Financially, it was a decent year as well. One of these days I'll write a post about my actual expenses and how I minimize them, but for now let's say that I kept my spending around $28K, which includes buying half of a new-to-us car for Susan and taking some lengthy vacations. The market returned a whopping 13.2% (mainly on the tailwind of the late-year market rally by professional investors optimistic about record profits), and between my additional savings and return on existing investments I was able to come very, very close to the point where I will never be forced to work again.
Finally, one of my goals at the beginning of the year was to begin writing more seriously. A first step was this blog, which was an effort to get me writing more consistently and get my creative juices flowing. This past year I wrote 52 blog posts on a variety of topics, roughly meeting my goal of one post/week.
Goals For 2017
Finish the move to California. Right now I'm juggling all kinds of shit - moving our lab, moving Susan and myself, selling a home and finding a new one, and eating all the crap in the cupboards so it doesn't go to waste. In particular, I'm really looking forward to a 2,100-mile drive with Susan and three cats.

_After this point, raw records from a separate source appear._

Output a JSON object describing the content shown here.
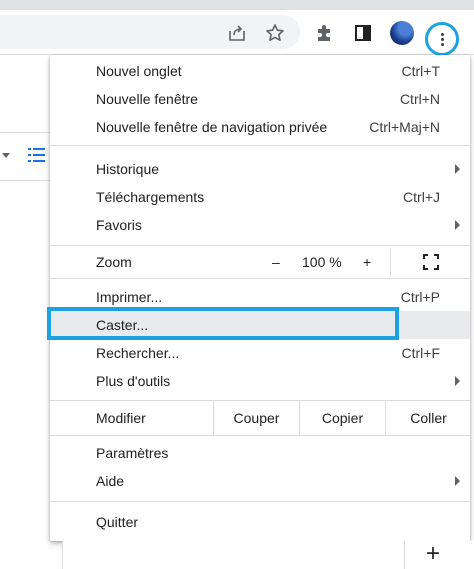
{
  "toolbar": {
    "icons": [
      "share-icon",
      "star-icon",
      "extensions-icon",
      "sidepanel-icon",
      "profile-avatar",
      "menu-dots-icon"
    ]
  },
  "menu": {
    "new_tab": {
      "label": "Nouvel onglet",
      "shortcut": "Ctrl+T"
    },
    "new_window": {
      "label": "Nouvelle fenêtre",
      "shortcut": "Ctrl+N"
    },
    "new_private": {
      "label": "Nouvelle fenêtre de navigation privée",
      "shortcut": "Ctrl+Maj+N"
    },
    "history": {
      "label": "Historique"
    },
    "downloads": {
      "label": "Téléchargements",
      "shortcut": "Ctrl+J"
    },
    "favorites": {
      "label": "Favoris"
    },
    "zoom": {
      "label": "Zoom",
      "minus": "–",
      "value": "100 %",
      "plus": "+"
    },
    "print": {
      "label": "Imprimer...",
      "shortcut": "Ctrl+P"
    },
    "cast": {
      "label": "Caster..."
    },
    "find": {
      "label": "Rechercher...",
      "shortcut": "Ctrl+F"
    },
    "more_tools": {
      "label": "Plus d'outils"
    },
    "edit": {
      "label": "Modifier",
      "cut": "Couper",
      "copy": "Copier",
      "paste": "Coller"
    },
    "settings": {
      "label": "Paramètres"
    },
    "help": {
      "label": "Aide"
    },
    "quit": {
      "label": "Quitter"
    }
  },
  "page": {
    "plus": "+"
  },
  "colors": {
    "highlight": "#1aa3e0",
    "hover_row": "#e8eaed"
  }
}
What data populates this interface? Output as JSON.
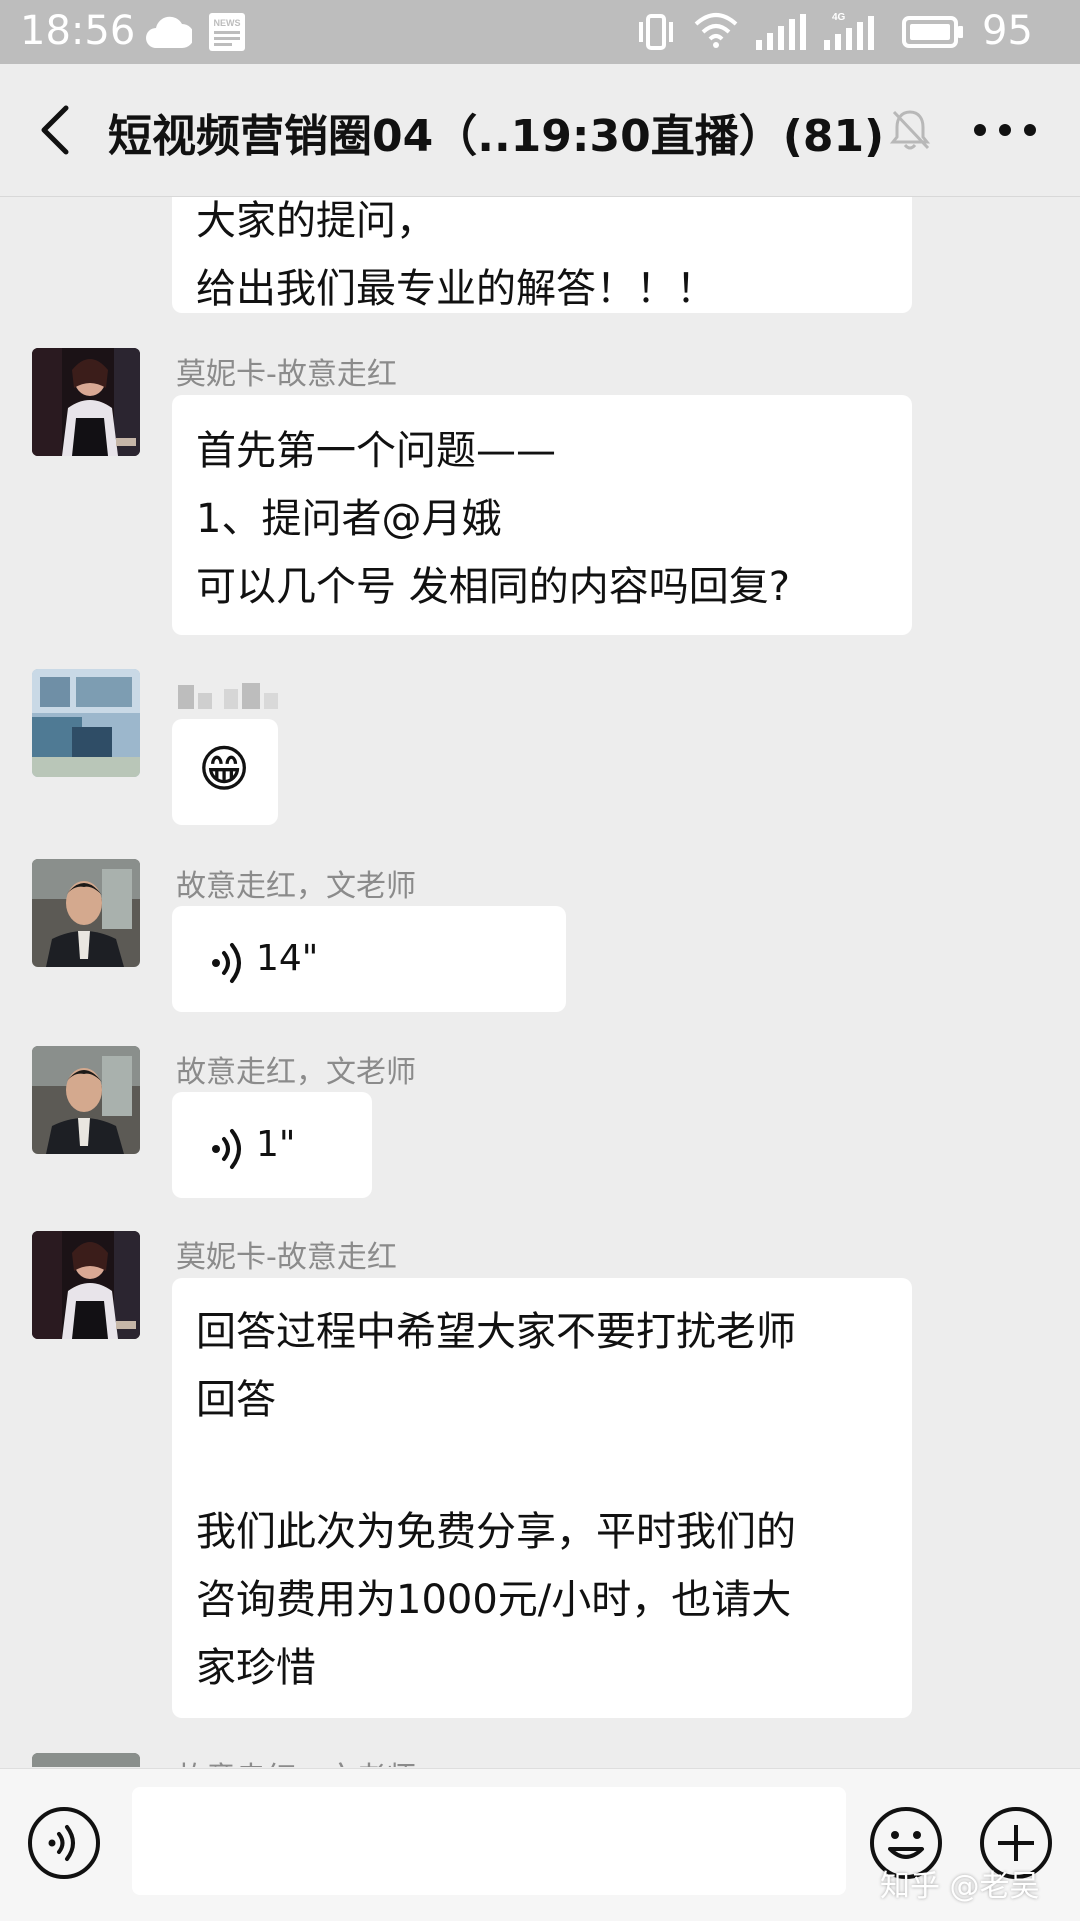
{
  "status_bar": {
    "time": "18:56",
    "news_label": "NEWS",
    "network_label": "4G",
    "battery": "95"
  },
  "header": {
    "title": "短视频营销圈04（..19:30直播）(81)"
  },
  "messages": [
    {
      "type": "text",
      "lines": [
        "大家的提问，",
        "给出我们最专业的解答！！！"
      ]
    },
    {
      "sender": "莫妮卡-故意走红",
      "type": "text",
      "lines": [
        "首先第一个问题——",
        "1、提问者@月娥",
        "可以几个号 发相同的内容吗回复?"
      ]
    },
    {
      "sender": "",
      "type": "emoji",
      "emoji": "😁"
    },
    {
      "sender": "故意走红，文老师",
      "type": "voice",
      "duration": "14\""
    },
    {
      "sender": "故意走红，文老师",
      "type": "voice",
      "duration": "1\""
    },
    {
      "sender": "莫妮卡-故意走红",
      "type": "text",
      "lines": [
        "回答过程中希望大家不要打扰老师",
        "回答",
        "",
        "我们此次为免费分享，平时我们的",
        "咨询费用为1000元/小时，也请大",
        "家珍惜"
      ]
    },
    {
      "sender": "故意走红，文老师",
      "type": "partial"
    }
  ],
  "input_bar": {
    "placeholder": "",
    "watermark": "知乎 @老吴"
  }
}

This Website needs more work. I am not a web designer and it shows. I need a front page that doesn't make the eyes bleed. Content-wise, I'd like to keep posting one entry a week. I feel I have a lot more things to say, particularly one science topics, money/investing, and perhaps observational humor. I also need to think about ways to expand this outside of people I know. Right now, I make no effort to advertise this site beyond Facebook posts and, while I'm not interested in writing so much for financial gain, I would like to reach a broader audience at some point.
Finish my current novel. A little secret - I've been working on a second work of fiction (the first is in a desk drawer) that could be described as The Martian in a lab. I'd like to finish a first draft in the next 3-4 months.

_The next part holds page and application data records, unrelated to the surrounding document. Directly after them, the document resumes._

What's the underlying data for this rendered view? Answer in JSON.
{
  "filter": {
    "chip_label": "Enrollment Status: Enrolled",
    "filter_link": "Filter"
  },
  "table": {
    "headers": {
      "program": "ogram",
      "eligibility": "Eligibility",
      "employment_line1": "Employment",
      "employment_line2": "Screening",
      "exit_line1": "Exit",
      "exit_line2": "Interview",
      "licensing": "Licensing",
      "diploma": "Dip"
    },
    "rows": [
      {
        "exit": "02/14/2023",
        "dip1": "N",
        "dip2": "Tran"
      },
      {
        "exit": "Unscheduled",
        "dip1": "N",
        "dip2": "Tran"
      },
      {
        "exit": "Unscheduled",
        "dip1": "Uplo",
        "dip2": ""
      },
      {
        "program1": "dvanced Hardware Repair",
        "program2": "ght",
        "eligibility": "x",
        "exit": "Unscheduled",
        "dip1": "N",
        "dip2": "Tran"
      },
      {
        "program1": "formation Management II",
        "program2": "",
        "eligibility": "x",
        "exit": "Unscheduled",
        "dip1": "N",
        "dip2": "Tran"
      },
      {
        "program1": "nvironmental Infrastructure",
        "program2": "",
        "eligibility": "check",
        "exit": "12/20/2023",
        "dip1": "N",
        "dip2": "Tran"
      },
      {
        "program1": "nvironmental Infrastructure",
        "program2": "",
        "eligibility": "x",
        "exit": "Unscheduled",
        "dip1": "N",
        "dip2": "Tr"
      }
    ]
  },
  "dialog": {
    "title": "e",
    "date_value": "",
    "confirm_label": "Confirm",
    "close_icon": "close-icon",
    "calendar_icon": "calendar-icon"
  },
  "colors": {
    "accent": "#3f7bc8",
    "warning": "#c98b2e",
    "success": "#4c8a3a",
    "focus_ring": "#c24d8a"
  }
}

Be A Little Nicer. Just a little bit. I've always had a more acerbic type of wit and I've never been shy of telling it like it is, but there are times when I need to hit the brakes a little bit. This is especially true when I get stressed - my inner turmoil seems to leak out a bit too much. While I have no good ideas on how to dampen this sort of behavior (or even quantify this goal), I'd like to become a little more laid back.

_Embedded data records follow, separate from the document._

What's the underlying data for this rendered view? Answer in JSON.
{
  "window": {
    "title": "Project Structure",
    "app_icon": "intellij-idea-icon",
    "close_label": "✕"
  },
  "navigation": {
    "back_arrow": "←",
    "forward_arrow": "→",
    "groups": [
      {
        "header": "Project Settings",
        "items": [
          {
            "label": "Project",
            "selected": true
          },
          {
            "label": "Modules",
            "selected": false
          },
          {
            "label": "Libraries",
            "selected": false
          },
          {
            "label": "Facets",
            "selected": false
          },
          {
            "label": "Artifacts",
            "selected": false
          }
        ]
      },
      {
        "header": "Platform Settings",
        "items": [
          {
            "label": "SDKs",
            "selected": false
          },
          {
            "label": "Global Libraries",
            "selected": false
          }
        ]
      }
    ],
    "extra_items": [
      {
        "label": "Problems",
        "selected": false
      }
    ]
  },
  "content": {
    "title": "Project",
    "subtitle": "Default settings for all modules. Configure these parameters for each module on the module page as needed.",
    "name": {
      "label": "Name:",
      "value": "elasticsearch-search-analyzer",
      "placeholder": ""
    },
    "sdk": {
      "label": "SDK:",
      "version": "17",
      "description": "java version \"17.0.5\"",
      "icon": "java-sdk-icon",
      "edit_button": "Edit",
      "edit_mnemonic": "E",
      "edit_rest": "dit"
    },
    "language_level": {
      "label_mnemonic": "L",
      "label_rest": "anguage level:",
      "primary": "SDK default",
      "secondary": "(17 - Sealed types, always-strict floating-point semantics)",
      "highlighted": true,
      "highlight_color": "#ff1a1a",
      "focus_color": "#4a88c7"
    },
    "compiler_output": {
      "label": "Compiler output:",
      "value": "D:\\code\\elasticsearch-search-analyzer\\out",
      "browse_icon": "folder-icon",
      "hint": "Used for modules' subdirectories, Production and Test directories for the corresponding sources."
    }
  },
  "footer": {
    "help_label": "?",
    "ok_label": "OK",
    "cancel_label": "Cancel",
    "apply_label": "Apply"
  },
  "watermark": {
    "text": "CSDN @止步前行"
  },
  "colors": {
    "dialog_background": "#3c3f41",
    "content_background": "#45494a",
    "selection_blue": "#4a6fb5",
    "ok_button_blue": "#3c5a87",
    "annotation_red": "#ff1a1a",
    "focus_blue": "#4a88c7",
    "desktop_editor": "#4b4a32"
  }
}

Hope everyone else had a good year and best wishes moving forward!
BY THE WAY: According to my website statistics, my most popular post from 2016 was My Experience as an AirBnB Host.
Get ready for one of those "I don't give a shit cause I'm not in academia anymore" posts. This one was inspired by a guy I used to work with - he told me it took him four years to get through his master's program in biomedical research, an inordinately long time for that sort of degree. When pressed for details, he explained that his mentor decided to change some variables in one of the backbone projects for his thesis, variables that the professor had suggested himself before the experiments ever began.
This is most definitely not cool. While PhD students are supported by their advisor's grants, Masters folks pay their own way; adding uneccessary experiments that will likely never see the light of day adds not only time to the degree program, but also student debt. Perhaps more importantly, it's a classic example of moving the goalposts and, in most academic situations other than research-oriented fields, would not be tolerated. And yet this story is hardly unique - everyone has some tale of getting screwed over.
Noah's Inner Monologue
Scribblings of a man who can barely operate an idiotproof website.